SUPPLIED ENTRIES |
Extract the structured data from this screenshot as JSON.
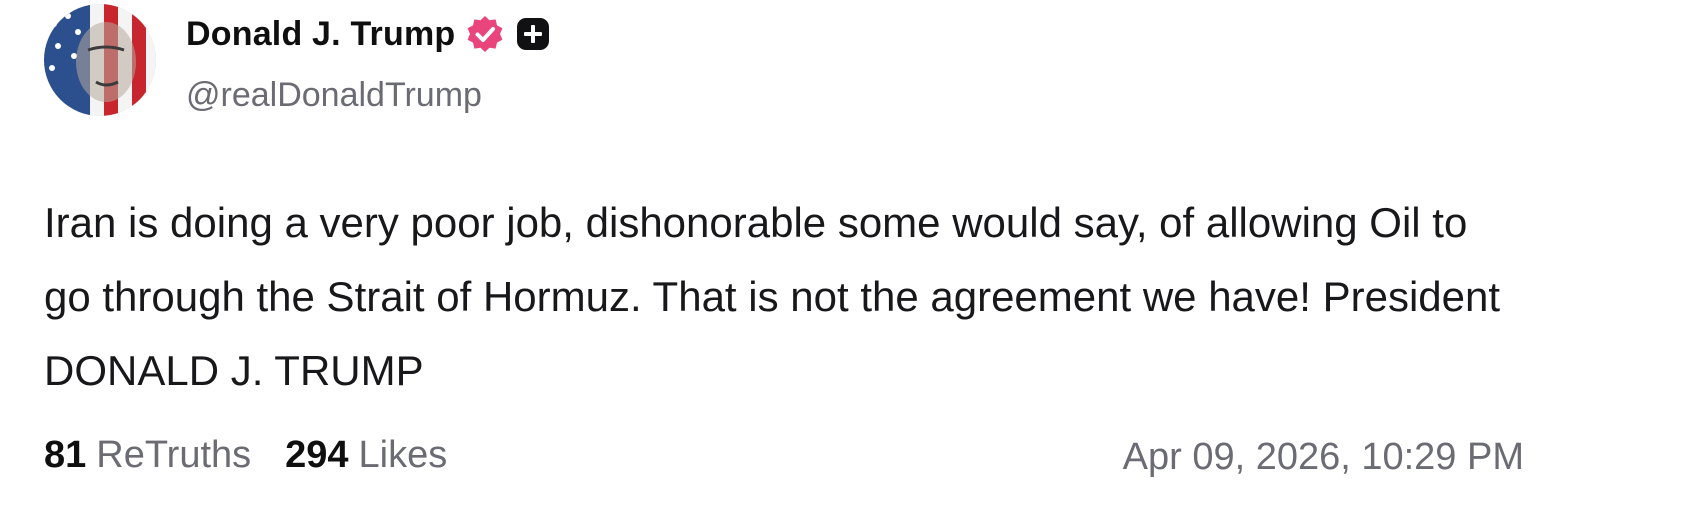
{
  "author": {
    "display_name": "Donald J. Trump",
    "handle": "@realDonaldTrump",
    "verified_icon": "verified-badge-icon",
    "plus_icon": "plus-badge-icon",
    "badge_color": "#e9457c"
  },
  "post": {
    "text": "Iran is doing a very poor job, dishonorable some would say, of allowing Oil to go through the Strait of Hormuz. That is not the agreement we have! President DONALD J. TRUMP",
    "timestamp": "Apr 09, 2026, 10:29 PM"
  },
  "stats": {
    "retruths_count": "81",
    "retruths_label": "ReTruths",
    "likes_count": "294",
    "likes_label": "Likes"
  }
}
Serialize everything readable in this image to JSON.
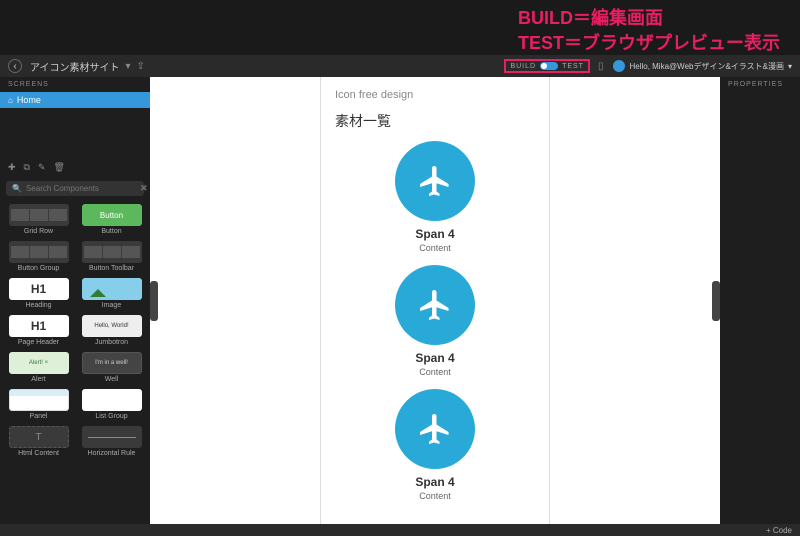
{
  "annotation": {
    "line1": "BUILD＝編集画面",
    "line2": "TEST＝ブラウザプレビュー表示"
  },
  "topbar": {
    "project_title": "アイコン素材サイト",
    "mode_build": "BUILD",
    "mode_test": "TEST",
    "greeting": "Hello, Mika@Webデザイン&イラスト&漫画"
  },
  "left": {
    "screens_label": "SCREENS",
    "home_label": "Home",
    "search_placeholder": "Search Components"
  },
  "components": [
    {
      "preview_text": "",
      "label": "Grid Row",
      "type": "grid"
    },
    {
      "preview_text": "Button",
      "label": "Button",
      "type": "button"
    },
    {
      "preview_text": "",
      "label": "Button Group",
      "type": "grid"
    },
    {
      "preview_text": "",
      "label": "Button Toolbar",
      "type": "grid"
    },
    {
      "preview_text": "H1",
      "label": "Heading",
      "type": "h1"
    },
    {
      "preview_text": "",
      "label": "Image",
      "type": "image"
    },
    {
      "preview_text": "H1",
      "label": "Page Header",
      "type": "h1"
    },
    {
      "preview_text": "Hello, World!",
      "label": "Jumbotron",
      "type": "jumbo"
    },
    {
      "preview_text": "Alert!  ×",
      "label": "Alert",
      "type": "alert"
    },
    {
      "preview_text": "I'm in a well!",
      "label": "Well",
      "type": "well"
    },
    {
      "preview_text": "",
      "label": "Panel",
      "type": "panel"
    },
    {
      "preview_text": "",
      "label": "List Group",
      "type": "list"
    },
    {
      "preview_text": "T",
      "label": "Html Content",
      "type": "html"
    },
    {
      "preview_text": "",
      "label": "Horizontal Rule",
      "type": "hr"
    }
  ],
  "canvas": {
    "header": "Icon free design",
    "title": "素材一覧",
    "cards": [
      {
        "title": "Span 4",
        "content": "Content"
      },
      {
        "title": "Span 4",
        "content": "Content"
      },
      {
        "title": "Span 4",
        "content": "Content"
      }
    ]
  },
  "right": {
    "properties_label": "PROPERTIES"
  },
  "bottom": {
    "code_label": "+ Code"
  }
}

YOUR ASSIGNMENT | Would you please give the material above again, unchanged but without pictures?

SOLUTION |
Extract the structured data from this screenshot as JSON.
{
  "author": {
    "display_name": "Donald J. Trump",
    "handle": "@realDonaldTrump",
    "verified_icon": "verified-badge-icon",
    "plus_icon": "plus-badge-icon",
    "badge_color": "#e9457c"
  },
  "post": {
    "text": "Iran is doing a very poor job, dishonorable some would say, of allowing Oil to go through the Strait of Hormuz. That is not the agreement we have! President DONALD J. TRUMP",
    "timestamp": "Apr 09, 2026, 10:29 PM"
  },
  "stats": {
    "retruths_count": "81",
    "retruths_label": "ReTruths",
    "likes_count": "294",
    "likes_label": "Likes"
  }
}
Serialize everything readable in this image to JSON.
{
  "annotation": {
    "line1": "BUILD＝編集画面",
    "line2": "TEST＝ブラウザプレビュー表示"
  },
  "topbar": {
    "project_title": "アイコン素材サイト",
    "mode_build": "BUILD",
    "mode_test": "TEST",
    "greeting": "Hello, Mika@Webデザイン&イラスト&漫画"
  },
  "left": {
    "screens_label": "SCREENS",
    "home_label": "Home",
    "search_placeholder": "Search Components"
  },
  "components": [
    {
      "preview_text": "",
      "label": "Grid Row",
      "type": "grid"
    },
    {
      "preview_text": "Button",
      "label": "Button",
      "type": "button"
    },
    {
      "preview_text": "",
      "label": "Button Group",
      "type": "grid"
    },
    {
      "preview_text": "",
      "label": "Button Toolbar",
      "type": "grid"
    },
    {
      "preview_text": "H1",
      "label": "Heading",
      "type": "h1"
    },
    {
      "preview_text": "",
      "label": "Image",
      "type": "image"
    },
    {
      "preview_text": "H1",
      "label": "Page Header",
      "type": "h1"
    },
    {
      "preview_text": "Hello, World!",
      "label": "Jumbotron",
      "type": "jumbo"
    },
    {
      "preview_text": "Alert!  ×",
      "label": "Alert",
      "type": "alert"
    },
    {
      "preview_text": "I'm in a well!",
      "label": "Well",
      "type": "well"
    },
    {
      "preview_text": "",
      "label": "Panel",
      "type": "panel"
    },
    {
      "preview_text": "",
      "label": "List Group",
      "type": "list"
    },
    {
      "preview_text": "T",
      "label": "Html Content",
      "type": "html"
    },
    {
      "preview_text": "",
      "label": "Horizontal Rule",
      "type": "hr"
    }
  ],
  "canvas": {
    "header": "Icon free design",
    "title": "素材一覧",
    "cards": [
      {
        "title": "Span 4",
        "content": "Content"
      },
      {
        "title": "Span 4",
        "content": "Content"
      },
      {
        "title": "Span 4",
        "content": "Content"
      }
    ]
  },
  "right": {
    "properties_label": "PROPERTIES"
  },
  "bottom": {
    "code_label": "+ Code"
  }
}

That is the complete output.